We have often heard the 5 stages of grief as denial, bargaining, anger, depression, and acceptance. Contrary to this neat and organized structure, it actually resembles more like a soupy mess.
We are Prone to Making Meaning out of our Situations
An additional stage in the mix is something that David Kessler writes as, “finding meaning” (Finding Meaning, the Sixth Stage of Grief, 2019).” He writes that “meaning is relative, personal and that comparing losses makes no sense, the worst loss is always your loss. Only you know your loss and the meaning” (Kessler, 2019). Making meaning doesn’t mean that we necessarily understand why things happen or that there was some purpose in a horrible situation. This is not the point of the finding meaning stage. Far too often the “everything happens for a reason” platitude is given which tries to minimize our grief, but maybe it is more appropriate to say that we make reasons for everything.
There is no quick fix to grief. There’s often no story of hope that will make us feel better. It might be more painful before it gets better. The horrible situation that happened to you will not go away, but the meaning that comes down the road as you explore it and walk through the pain can bring healing and be a healing balm for your future. The relationship with your loved one, the shared story, the wisdom you are gaining as you grow. Yet it is terrible and horrible and lonely, yes…

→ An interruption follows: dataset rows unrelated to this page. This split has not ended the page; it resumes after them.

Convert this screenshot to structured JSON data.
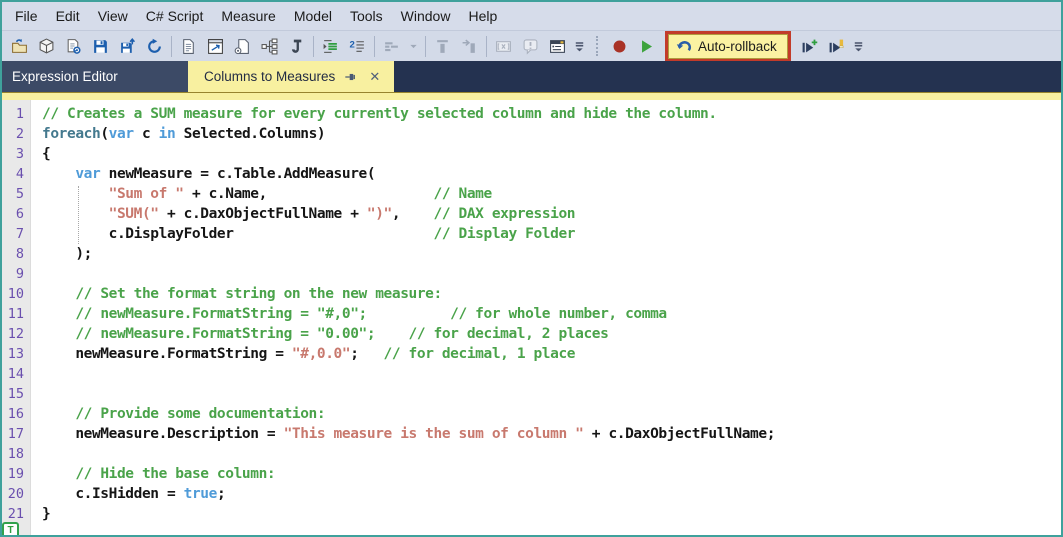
{
  "menu": {
    "items": [
      "File",
      "Edit",
      "View",
      "C# Script",
      "Measure",
      "Model",
      "Tools",
      "Window",
      "Help"
    ]
  },
  "toolbar": {
    "items": [
      {
        "kind": "icon",
        "name": "open-file-icon"
      },
      {
        "kind": "icon",
        "name": "open-database-icon"
      },
      {
        "kind": "icon",
        "name": "refresh-metadata-icon"
      },
      {
        "kind": "icon",
        "name": "save-icon"
      },
      {
        "kind": "icon",
        "name": "save-as-icon"
      },
      {
        "kind": "icon",
        "name": "refresh-icon"
      },
      {
        "kind": "sep"
      },
      {
        "kind": "icon",
        "name": "new-script-icon"
      },
      {
        "kind": "icon",
        "name": "edit-window-icon"
      },
      {
        "kind": "icon",
        "name": "run-script-file-icon"
      },
      {
        "kind": "icon",
        "name": "hierarchy-icon"
      },
      {
        "kind": "icon",
        "name": "script-icon"
      },
      {
        "kind": "sep"
      },
      {
        "kind": "icon",
        "name": "format-indent-icon"
      },
      {
        "kind": "icon",
        "name": "format-code-icon"
      },
      {
        "kind": "sep"
      },
      {
        "kind": "icon",
        "name": "measure-tools-icon",
        "grayed": true
      },
      {
        "kind": "icon",
        "name": "chevron-down-icon",
        "grayed": true,
        "small": true
      },
      {
        "kind": "sep"
      },
      {
        "kind": "icon",
        "name": "column-tools-icon",
        "grayed": true
      },
      {
        "kind": "icon",
        "name": "column-move-icon",
        "grayed": true
      },
      {
        "kind": "sep"
      },
      {
        "kind": "icon",
        "name": "code-actions-icon",
        "grayed": true
      },
      {
        "kind": "icon",
        "name": "comment-warning-icon",
        "grayed": true
      },
      {
        "kind": "icon",
        "name": "form-editor-icon"
      },
      {
        "kind": "icon",
        "name": "overflow-chevron-icon",
        "small": true
      },
      {
        "kind": "grip"
      },
      {
        "kind": "icon",
        "name": "record-icon"
      },
      {
        "kind": "icon",
        "name": "play-icon"
      },
      {
        "kind": "button",
        "name": "auto-rollback-button",
        "label": "Auto-rollback",
        "icon": "undo-arrow-icon",
        "highlighted": true
      },
      {
        "kind": "icon",
        "name": "run-insert-icon"
      },
      {
        "kind": "icon",
        "name": "run-highlight-icon"
      },
      {
        "kind": "icon",
        "name": "overflow-chevron-icon",
        "small": true
      }
    ]
  },
  "tabs": {
    "panel_title": "Expression Editor",
    "active_tab": {
      "label": "Columns to Measures"
    }
  },
  "statusbar": {
    "tray_label": "T"
  },
  "colors": {
    "window_border": "#3fa19c",
    "tab_yellow": "#f8f0a0",
    "highlight_red": "#c23b2a",
    "record_red": "#a93226",
    "play_green": "#3da33d",
    "comment_green": "#4aa34a",
    "string_salmon": "#c8796e",
    "keyword_blue": "#4f9bd8",
    "control_teal": "#44798e",
    "line_number_purple": "#6a4fae"
  },
  "editor": {
    "lines": [
      {
        "n": 1,
        "seg": [
          [
            "com",
            "// Creates a SUM measure for every currently selected column and hide the column."
          ]
        ]
      },
      {
        "n": 2,
        "seg": [
          [
            "ctl",
            "foreach"
          ],
          [
            "def",
            "("
          ],
          [
            "kw",
            "var"
          ],
          [
            "def",
            " c "
          ],
          [
            "kw",
            "in"
          ],
          [
            "def",
            " Selected.Columns)"
          ]
        ]
      },
      {
        "n": 3,
        "seg": [
          [
            "def",
            "{"
          ]
        ]
      },
      {
        "n": 4,
        "seg": [
          [
            "def",
            "    "
          ],
          [
            "kw",
            "var"
          ],
          [
            "def",
            " newMeasure = c.Table.AddMeasure("
          ]
        ]
      },
      {
        "n": 5,
        "seg": [
          [
            "def",
            "        "
          ],
          [
            "str",
            "\"Sum of \""
          ],
          [
            "def",
            " + c.Name,"
          ],
          [
            "def",
            "                    "
          ],
          [
            "com",
            "// Name"
          ]
        ]
      },
      {
        "n": 6,
        "seg": [
          [
            "def",
            "        "
          ],
          [
            "str",
            "\"SUM(\""
          ],
          [
            "def",
            " + c.DaxObjectFullName + "
          ],
          [
            "str",
            "\")\""
          ],
          [
            "def",
            ",    "
          ],
          [
            "com",
            "// DAX expression"
          ]
        ]
      },
      {
        "n": 7,
        "seg": [
          [
            "def",
            "        c.DisplayFolder"
          ],
          [
            "def",
            "                        "
          ],
          [
            "com",
            "// Display Folder"
          ]
        ]
      },
      {
        "n": 8,
        "seg": [
          [
            "def",
            "    );"
          ]
        ]
      },
      {
        "n": 9,
        "seg": []
      },
      {
        "n": 10,
        "seg": [
          [
            "def",
            "    "
          ],
          [
            "com",
            "// Set the format string on the new measure:"
          ]
        ]
      },
      {
        "n": 11,
        "seg": [
          [
            "def",
            "    "
          ],
          [
            "com",
            "// newMeasure.FormatString = \"#,0\";          // for whole number, comma"
          ]
        ]
      },
      {
        "n": 12,
        "seg": [
          [
            "def",
            "    "
          ],
          [
            "com",
            "// newMeasure.FormatString = \"0.00\";    // for decimal, 2 places"
          ]
        ]
      },
      {
        "n": 13,
        "seg": [
          [
            "def",
            "    newMeasure.FormatString = "
          ],
          [
            "str",
            "\"#,0.0\""
          ],
          [
            "def",
            ";   "
          ],
          [
            "com",
            "// for decimal, 1 place"
          ]
        ]
      },
      {
        "n": 14,
        "seg": []
      },
      {
        "n": 15,
        "seg": []
      },
      {
        "n": 16,
        "seg": [
          [
            "def",
            "    "
          ],
          [
            "com",
            "// Provide some documentation:"
          ]
        ]
      },
      {
        "n": 17,
        "seg": [
          [
            "def",
            "    newMeasure.Description = "
          ],
          [
            "str",
            "\"This measure is the sum of column \""
          ],
          [
            "def",
            " + c.DaxObjectFullName;"
          ]
        ]
      },
      {
        "n": 18,
        "seg": []
      },
      {
        "n": 19,
        "seg": [
          [
            "def",
            "    "
          ],
          [
            "com",
            "// Hide the base column:"
          ]
        ]
      },
      {
        "n": 20,
        "seg": [
          [
            "def",
            "    c.IsHidden = "
          ],
          [
            "kw",
            "true"
          ],
          [
            "def",
            ";"
          ]
        ]
      },
      {
        "n": 21,
        "seg": [
          [
            "def",
            "}"
          ]
        ]
      }
    ]
  }
}
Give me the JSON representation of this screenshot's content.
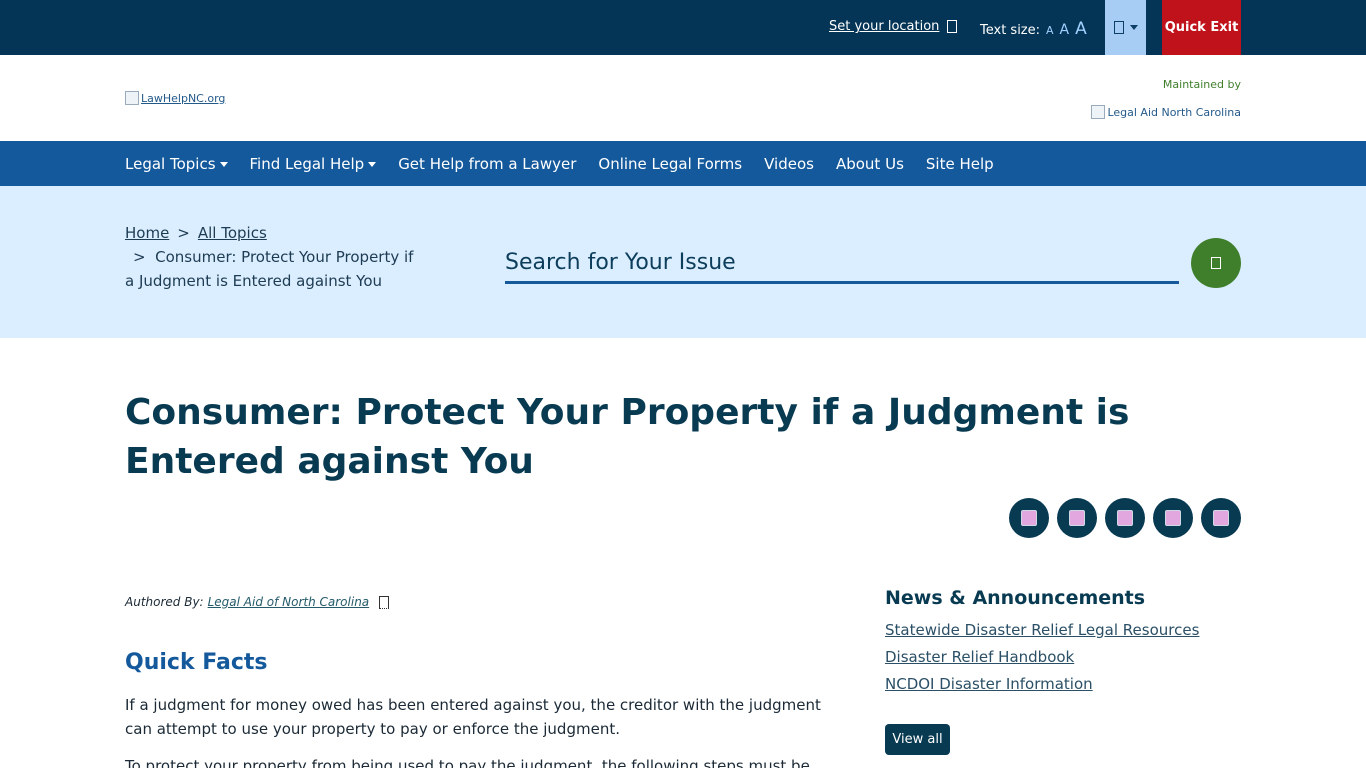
{
  "utility_bar": {
    "location_label": "Set your location",
    "text_size_label": "Text size:",
    "text_size_small": "A",
    "text_size_medium": "A",
    "text_size_large": "A",
    "quick_exit_label": "Quick Exit"
  },
  "header": {
    "logo_alt": "LawHelpNC.org",
    "maintained_by": "Maintained by",
    "partner_logo_alt": "Legal Aid North Carolina"
  },
  "nav": {
    "items": [
      {
        "label": "Legal Topics",
        "has_dropdown": true
      },
      {
        "label": "Find Legal Help",
        "has_dropdown": true
      },
      {
        "label": "Get Help from a Lawyer",
        "has_dropdown": false
      },
      {
        "label": "Online Legal Forms",
        "has_dropdown": false
      },
      {
        "label": "Videos",
        "has_dropdown": false
      },
      {
        "label": "About Us",
        "has_dropdown": false
      },
      {
        "label": "Site Help",
        "has_dropdown": false
      }
    ]
  },
  "breadcrumb": {
    "home": "Home",
    "separator": ">",
    "all_topics": "All Topics",
    "current": "Consumer: Protect Your Property if a Judgment is Entered against You"
  },
  "search": {
    "placeholder": "Search for Your Issue"
  },
  "page": {
    "title": "Consumer: Protect Your Property if a Judgment is Entered against You"
  },
  "share": {
    "icons": [
      "facebook-icon",
      "twitter-icon",
      "linkedin-icon",
      "email-icon",
      "print-icon"
    ]
  },
  "article": {
    "authored_prefix": "Authored By:",
    "author": "Legal Aid of North Carolina",
    "quick_facts_heading": "Quick Facts",
    "paragraph_1": "If a judgment for money owed has been entered against you, the creditor with the judgment can attempt to use your property to pay or enforce the judgment.",
    "paragraph_2": "To protect your property from being used to pay the judgment, the following steps must be followed:"
  },
  "sidebar": {
    "news_heading": "News & Announcements",
    "news_items": [
      "Statewide Disaster Relief Legal Resources",
      "Disaster Relief Handbook",
      "NCDOI Disaster Information"
    ],
    "view_all_label": "View all"
  },
  "colors": {
    "utility_bar_bg": "#053556",
    "nav_bg": "#14599c",
    "search_band_bg": "#dbeeff",
    "quick_exit_bg": "#c0121b",
    "search_button_bg": "#3f7f2c",
    "title_color": "#083a52"
  }
}
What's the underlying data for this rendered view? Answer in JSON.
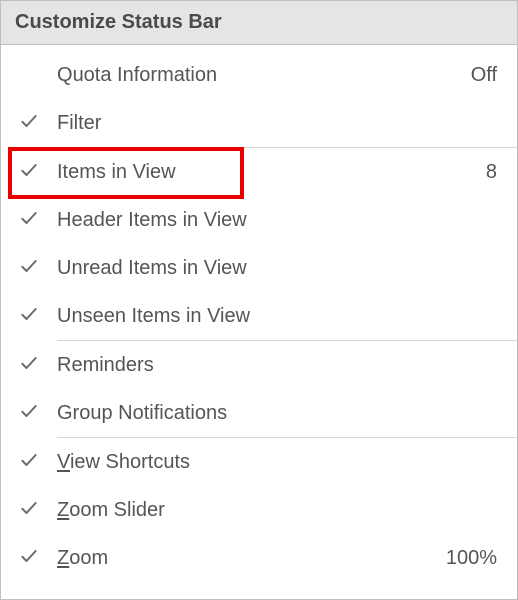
{
  "header": {
    "title": "Customize Status Bar"
  },
  "items": [
    {
      "id": "quota-information",
      "label_pre": "Q",
      "label_u": "",
      "label_post": "uota Information",
      "checked": false,
      "value": "Off",
      "sep_after": false
    },
    {
      "id": "filter",
      "label_pre": "",
      "label_u": "",
      "label_post": "Filter",
      "checked": true,
      "value": "",
      "sep_after": true
    },
    {
      "id": "items-in-view",
      "label_pre": "",
      "label_u": "",
      "label_post": "Items in View",
      "checked": true,
      "value": "8",
      "sep_after": false
    },
    {
      "id": "header-items",
      "label_pre": "",
      "label_u": "",
      "label_post": "Header Items in View",
      "checked": true,
      "value": "",
      "sep_after": false
    },
    {
      "id": "unread-items",
      "label_pre": "",
      "label_u": "",
      "label_post": "Unread Items in View",
      "checked": true,
      "value": "",
      "sep_after": false
    },
    {
      "id": "unseen-items",
      "label_pre": "",
      "label_u": "",
      "label_post": "Unseen Items in View",
      "checked": true,
      "value": "",
      "sep_after": true
    },
    {
      "id": "reminders",
      "label_pre": "",
      "label_u": "",
      "label_post": "Reminders",
      "checked": true,
      "value": "",
      "sep_after": false
    },
    {
      "id": "group-notifications",
      "label_pre": "",
      "label_u": "",
      "label_post": "Group Notifications",
      "checked": true,
      "value": "",
      "sep_after": true
    },
    {
      "id": "view-shortcuts",
      "label_pre": "",
      "label_u": "V",
      "label_post": "iew Shortcuts",
      "checked": true,
      "value": "",
      "sep_after": false
    },
    {
      "id": "zoom-slider",
      "label_pre": "",
      "label_u": "Z",
      "label_post": "oom Slider",
      "checked": true,
      "value": "",
      "sep_after": false
    },
    {
      "id": "zoom",
      "label_pre": "",
      "label_u": "Z",
      "label_post": "oom",
      "checked": true,
      "value": "100%",
      "sep_after": false
    }
  ],
  "highlight": {
    "target_id": "items-in-view"
  }
}
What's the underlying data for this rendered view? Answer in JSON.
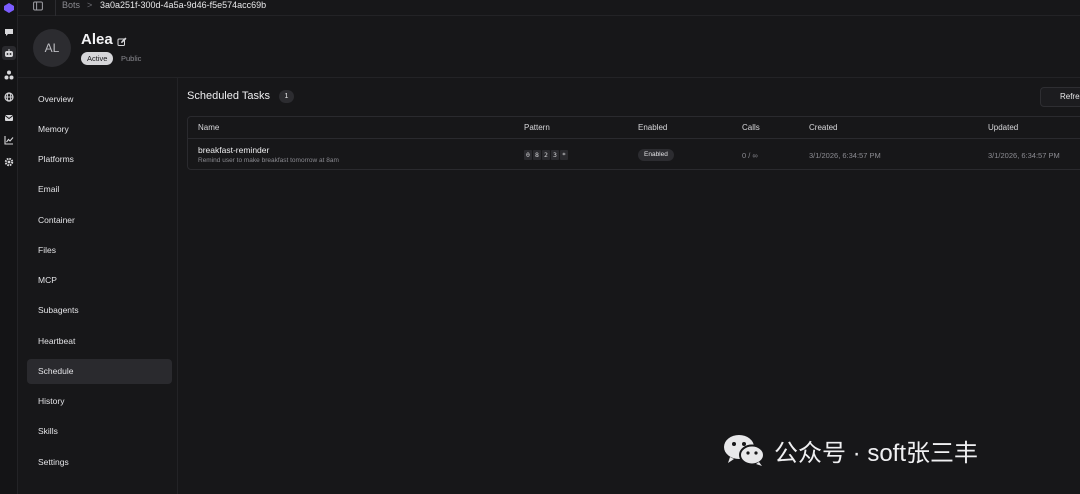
{
  "breadcrumb": {
    "root": "Bots",
    "separator": ">",
    "current": "3a0a251f-300d-4a5a-9d46-f5e574acc69b"
  },
  "rail": {
    "icons": [
      "logo-icon",
      "chat-icon",
      "bot-icon",
      "network-icon",
      "globe-icon",
      "mail-icon",
      "chart-icon",
      "settings-icon"
    ],
    "accent": "#7b5cff"
  },
  "bot": {
    "initials": "AL",
    "name": "Alea",
    "status": "Active",
    "visibility": "Public"
  },
  "nav": {
    "items": [
      "Overview",
      "Memory",
      "Platforms",
      "Email",
      "Container",
      "Files",
      "MCP",
      "Subagents",
      "Heartbeat",
      "Schedule",
      "History",
      "Skills",
      "Settings"
    ],
    "active": "Schedule"
  },
  "main": {
    "title": "Scheduled Tasks",
    "count": "1",
    "refresh_label": "Refresh"
  },
  "table": {
    "columns": [
      "Name",
      "Pattern",
      "Enabled",
      "Calls",
      "Created",
      "Updated"
    ],
    "rows": [
      {
        "name": "breakfast-reminder",
        "description": "Remind user to make breakfast tomorrow at 8am",
        "pattern": [
          "0",
          "8",
          "2",
          "3",
          "*"
        ],
        "enabled": "Enabled",
        "calls": "0 / ∞",
        "created": "3/1/2026, 6:34:57 PM",
        "updated": "3/1/2026, 6:34:57 PM"
      }
    ]
  },
  "watermark": {
    "text": "公众号 · soft张三丰"
  }
}
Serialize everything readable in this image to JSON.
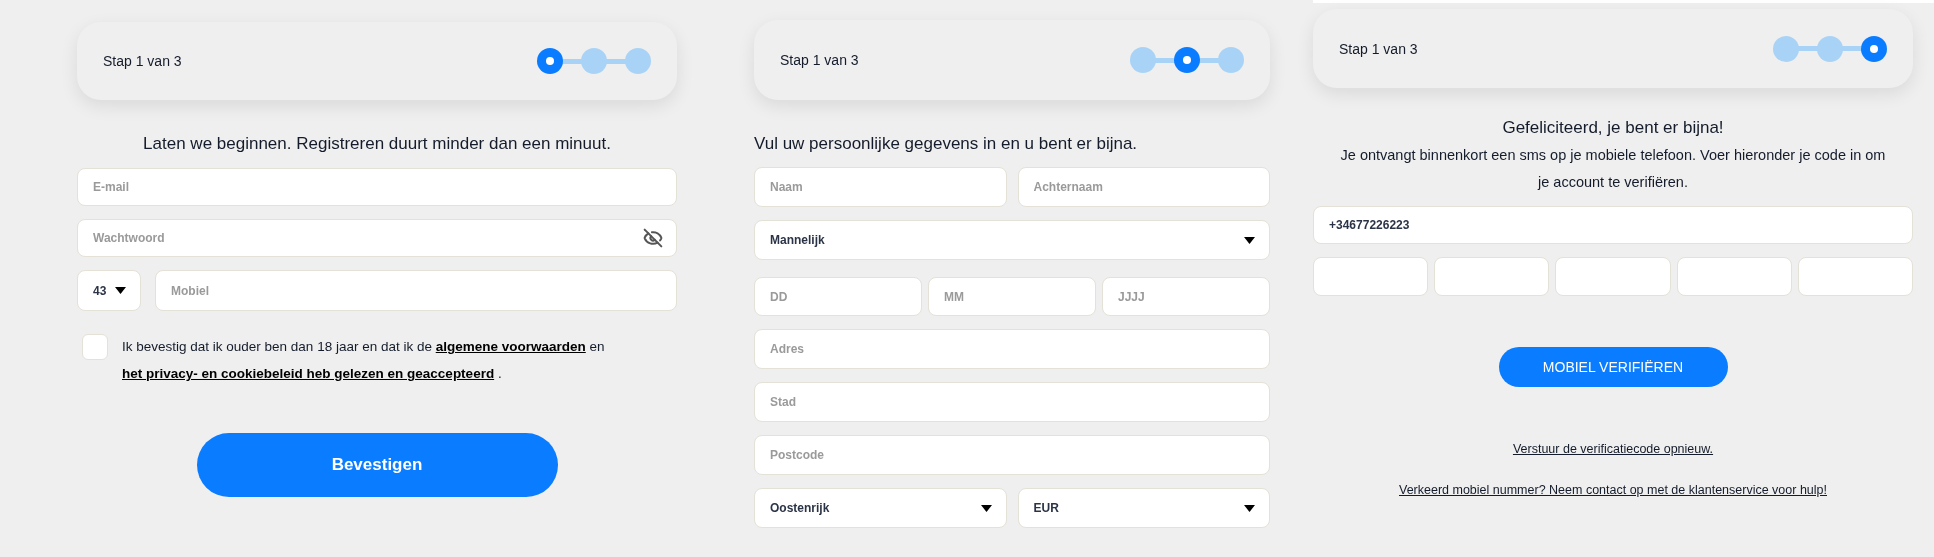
{
  "panels": [
    {
      "kind": "register",
      "step_label": "Stap 1 van 3",
      "steps": [
        {
          "selected": true
        },
        {
          "selected": false
        },
        {
          "selected": false
        }
      ],
      "heading": "Laten we beginnen. Registreren duurt minder dan een minuut.",
      "email": {
        "placeholder": "E-mail"
      },
      "password": {
        "placeholder": "Wachtwoord"
      },
      "country_code": {
        "value": "43"
      },
      "mobile": {
        "placeholder": "Mobiel"
      },
      "consent": {
        "checked": false,
        "parts": [
          {
            "kind": "text",
            "text": "Ik bevestig dat ik ouder ben dan 18 jaar en dat ik de "
          },
          {
            "kind": "link",
            "text": "algemene voorwaarden"
          },
          {
            "kind": "text",
            "text": " en "
          },
          {
            "kind": "link",
            "text": "het privacy- en cookiebeleid heb gelezen en geaccepteerd"
          },
          {
            "kind": "text",
            "text": " ."
          }
        ]
      },
      "button": "Bevestigen"
    },
    {
      "kind": "details",
      "step_label": "Stap 1 van 3",
      "steps": [
        {
          "selected": false
        },
        {
          "selected": true
        },
        {
          "selected": false
        }
      ],
      "heading": "Vul uw persoonlijke gegevens in en u bent er bijna.",
      "first_name": {
        "placeholder": "Naam"
      },
      "last_name": {
        "placeholder": "Achternaam"
      },
      "gender": {
        "value": "Mannelijk"
      },
      "birth_date": [
        {
          "placeholder": "DD"
        },
        {
          "placeholder": "MM"
        },
        {
          "placeholder": "JJJJ"
        }
      ],
      "address": {
        "placeholder": "Adres"
      },
      "city": {
        "placeholder": "Stad"
      },
      "postcode": {
        "placeholder": "Postcode"
      },
      "country": {
        "value": "Oostenrijk"
      },
      "currency": {
        "value": "EUR"
      }
    },
    {
      "kind": "verify",
      "step_label": "Stap 1 van 3",
      "steps": [
        {
          "selected": false
        },
        {
          "selected": false
        },
        {
          "selected": true
        }
      ],
      "heading": "Gefeliciteerd, je bent er bijna!",
      "message": "Je ontvangt binnenkort een sms op je mobiele telefoon. Voer hieronder je code in om je account te verifiëren.",
      "phone": {
        "value": "+34677226223"
      },
      "code_fields": [
        {
          "kind": "digit"
        },
        {
          "kind": "digit"
        },
        {
          "kind": "digit"
        },
        {
          "kind": "digit"
        },
        {
          "kind": "digit"
        }
      ],
      "button": "MOBIEL VERIFIËREN",
      "links": [
        "Verstuur de verificatiecode opnieuw.",
        "Verkeerd mobiel nummer? Neem contact op met de klantenservice voor hulp!"
      ]
    }
  ]
}
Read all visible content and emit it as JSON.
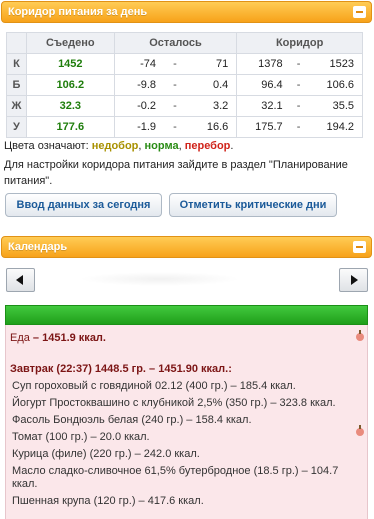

Grief can feel like the dark night of the soul. The uncomfortable night. The hope is, that in the making meaning stage of grief we can transform it into something else that is rich and fulfilling. It takes time, it is uncomfortable, and it doesn’t minimize the hard. It is nice when someone can sit with us in our pain and explore with us the angst. It is also okay to feel the grief and not have the answers.
It doesn’t have to be painful forever and that making meaning can balance out the pain that we are feeling. The fact that you are willing to explore it and walk through it already makes you resilient and courageous. May you find others to walk with you through the uncomfortable night.
Some Good Reads and References
David Kessler: Finding Meaning: The Sixth Stage of Grief, 2019.
Kate Bowler. Everything Happens for a Reason and Other lies I’ve loved, 2018.